§ Try it:
Find the string "agency" in the records. Copy each line that has it.

[Interface dataset entries]
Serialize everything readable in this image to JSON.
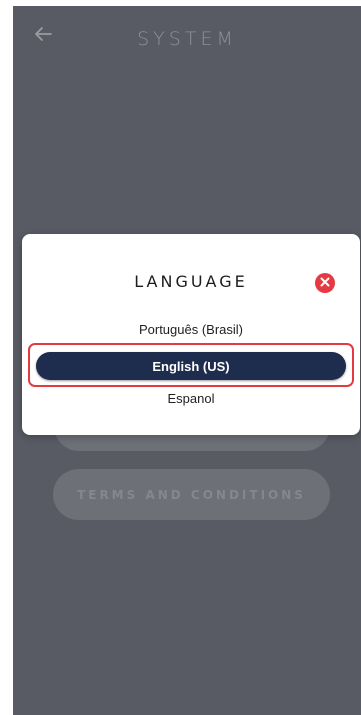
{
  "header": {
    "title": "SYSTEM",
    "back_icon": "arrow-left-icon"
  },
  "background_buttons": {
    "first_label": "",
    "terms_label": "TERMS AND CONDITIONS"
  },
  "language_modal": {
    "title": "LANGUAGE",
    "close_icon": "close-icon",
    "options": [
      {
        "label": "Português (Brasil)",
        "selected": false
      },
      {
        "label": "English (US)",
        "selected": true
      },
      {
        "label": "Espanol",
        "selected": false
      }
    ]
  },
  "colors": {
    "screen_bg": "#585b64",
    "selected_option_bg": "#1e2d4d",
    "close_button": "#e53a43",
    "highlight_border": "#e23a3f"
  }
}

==

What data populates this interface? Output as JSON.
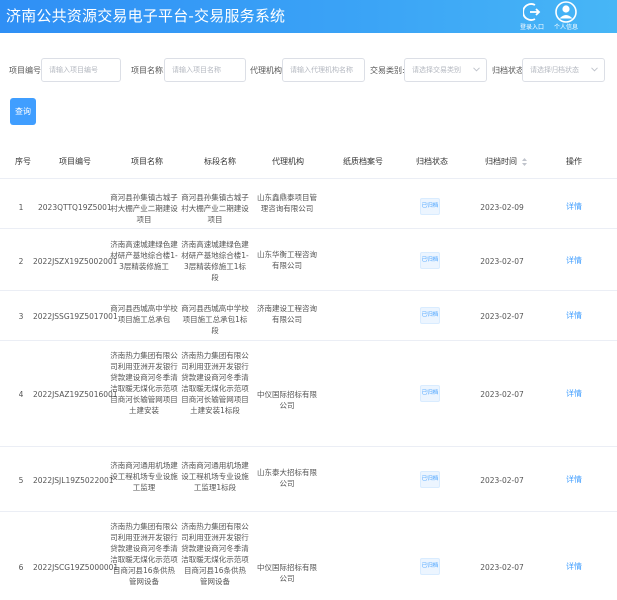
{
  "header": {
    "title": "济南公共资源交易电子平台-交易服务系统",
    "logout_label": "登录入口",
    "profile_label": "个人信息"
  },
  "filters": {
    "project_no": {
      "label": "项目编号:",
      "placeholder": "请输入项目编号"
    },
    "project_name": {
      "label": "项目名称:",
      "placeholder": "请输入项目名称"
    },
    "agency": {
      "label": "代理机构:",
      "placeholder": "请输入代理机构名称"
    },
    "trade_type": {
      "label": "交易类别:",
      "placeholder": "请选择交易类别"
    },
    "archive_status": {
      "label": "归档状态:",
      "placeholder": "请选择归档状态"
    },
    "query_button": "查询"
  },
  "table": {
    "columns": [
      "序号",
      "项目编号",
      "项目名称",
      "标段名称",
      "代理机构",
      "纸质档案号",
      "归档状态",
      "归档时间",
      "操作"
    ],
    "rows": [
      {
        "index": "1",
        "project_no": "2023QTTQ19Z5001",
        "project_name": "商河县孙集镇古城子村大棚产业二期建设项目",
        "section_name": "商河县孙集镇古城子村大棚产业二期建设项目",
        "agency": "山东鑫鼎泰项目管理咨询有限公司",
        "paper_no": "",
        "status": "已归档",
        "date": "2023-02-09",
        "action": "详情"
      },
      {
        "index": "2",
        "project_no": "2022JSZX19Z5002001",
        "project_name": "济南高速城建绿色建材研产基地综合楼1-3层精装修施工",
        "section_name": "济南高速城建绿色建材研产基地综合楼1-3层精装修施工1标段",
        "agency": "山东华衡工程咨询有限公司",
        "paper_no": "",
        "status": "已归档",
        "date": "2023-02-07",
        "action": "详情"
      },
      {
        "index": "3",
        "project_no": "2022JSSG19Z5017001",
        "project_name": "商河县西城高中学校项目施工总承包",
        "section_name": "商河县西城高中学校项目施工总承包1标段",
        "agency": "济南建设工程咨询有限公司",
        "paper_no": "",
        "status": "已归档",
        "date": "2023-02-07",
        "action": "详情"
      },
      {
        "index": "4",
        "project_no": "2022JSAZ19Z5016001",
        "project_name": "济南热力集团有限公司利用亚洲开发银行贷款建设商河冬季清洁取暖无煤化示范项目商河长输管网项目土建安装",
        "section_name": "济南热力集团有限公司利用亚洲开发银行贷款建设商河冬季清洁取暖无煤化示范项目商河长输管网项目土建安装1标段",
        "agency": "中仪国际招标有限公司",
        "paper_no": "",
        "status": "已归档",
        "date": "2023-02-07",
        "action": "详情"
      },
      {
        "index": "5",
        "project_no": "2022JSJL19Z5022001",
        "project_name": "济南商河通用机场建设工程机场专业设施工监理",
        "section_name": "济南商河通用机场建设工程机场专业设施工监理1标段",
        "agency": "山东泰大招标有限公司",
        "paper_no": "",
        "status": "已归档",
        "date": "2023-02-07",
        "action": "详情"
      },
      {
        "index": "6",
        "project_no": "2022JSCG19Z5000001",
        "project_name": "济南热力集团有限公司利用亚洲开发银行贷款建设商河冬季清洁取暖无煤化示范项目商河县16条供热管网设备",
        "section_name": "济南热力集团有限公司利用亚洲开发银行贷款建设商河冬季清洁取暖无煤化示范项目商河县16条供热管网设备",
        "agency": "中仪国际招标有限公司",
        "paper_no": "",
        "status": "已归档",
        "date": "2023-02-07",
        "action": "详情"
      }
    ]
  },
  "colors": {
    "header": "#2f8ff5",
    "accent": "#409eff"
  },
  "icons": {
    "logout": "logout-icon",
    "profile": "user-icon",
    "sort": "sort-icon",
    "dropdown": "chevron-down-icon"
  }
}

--

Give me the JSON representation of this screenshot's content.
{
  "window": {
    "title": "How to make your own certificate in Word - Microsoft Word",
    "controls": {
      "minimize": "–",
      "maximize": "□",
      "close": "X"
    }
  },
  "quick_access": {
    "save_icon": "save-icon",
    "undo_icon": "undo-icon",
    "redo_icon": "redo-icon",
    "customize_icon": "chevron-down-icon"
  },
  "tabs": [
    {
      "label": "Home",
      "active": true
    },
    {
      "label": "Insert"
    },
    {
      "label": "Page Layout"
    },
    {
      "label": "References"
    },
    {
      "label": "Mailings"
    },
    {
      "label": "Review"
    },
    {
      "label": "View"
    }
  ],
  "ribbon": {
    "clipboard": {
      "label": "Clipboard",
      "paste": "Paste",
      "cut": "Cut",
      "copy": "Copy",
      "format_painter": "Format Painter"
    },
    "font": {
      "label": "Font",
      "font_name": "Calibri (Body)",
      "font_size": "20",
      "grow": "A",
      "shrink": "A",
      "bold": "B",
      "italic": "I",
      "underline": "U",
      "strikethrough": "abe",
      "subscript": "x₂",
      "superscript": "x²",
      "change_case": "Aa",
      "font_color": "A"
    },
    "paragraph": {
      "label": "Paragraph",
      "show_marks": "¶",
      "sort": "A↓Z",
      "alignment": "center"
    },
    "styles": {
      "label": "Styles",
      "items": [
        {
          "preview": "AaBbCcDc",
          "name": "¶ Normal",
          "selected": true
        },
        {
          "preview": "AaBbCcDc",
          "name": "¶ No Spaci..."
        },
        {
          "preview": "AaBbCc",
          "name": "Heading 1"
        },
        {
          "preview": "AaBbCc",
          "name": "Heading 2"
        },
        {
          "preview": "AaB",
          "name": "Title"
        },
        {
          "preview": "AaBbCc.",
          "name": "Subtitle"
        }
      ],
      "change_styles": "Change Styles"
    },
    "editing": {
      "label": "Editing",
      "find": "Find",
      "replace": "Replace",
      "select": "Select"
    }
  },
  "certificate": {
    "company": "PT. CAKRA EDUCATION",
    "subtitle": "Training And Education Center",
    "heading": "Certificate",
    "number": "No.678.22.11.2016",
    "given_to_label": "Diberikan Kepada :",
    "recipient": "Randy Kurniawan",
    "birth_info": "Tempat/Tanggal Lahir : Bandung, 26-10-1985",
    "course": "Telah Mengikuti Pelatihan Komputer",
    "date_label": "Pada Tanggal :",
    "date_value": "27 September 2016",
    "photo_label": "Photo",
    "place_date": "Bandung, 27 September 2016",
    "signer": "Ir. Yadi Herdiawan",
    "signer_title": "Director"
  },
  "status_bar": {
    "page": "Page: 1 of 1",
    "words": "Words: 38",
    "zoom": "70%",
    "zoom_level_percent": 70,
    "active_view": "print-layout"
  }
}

§ Solution to this task:
    "agency": {
        "agency": "山东鑫鼎泰项目管理咨询有限公司",
        "agency": "山东华衡工程咨询有限公司",
        "agency": "济南建设工程咨询有限公司",
        "agency": "中仪国际招标有限公司",
        "agency": "山东泰大招标有限公司",
        "agency": "中仪国际招标有限公司",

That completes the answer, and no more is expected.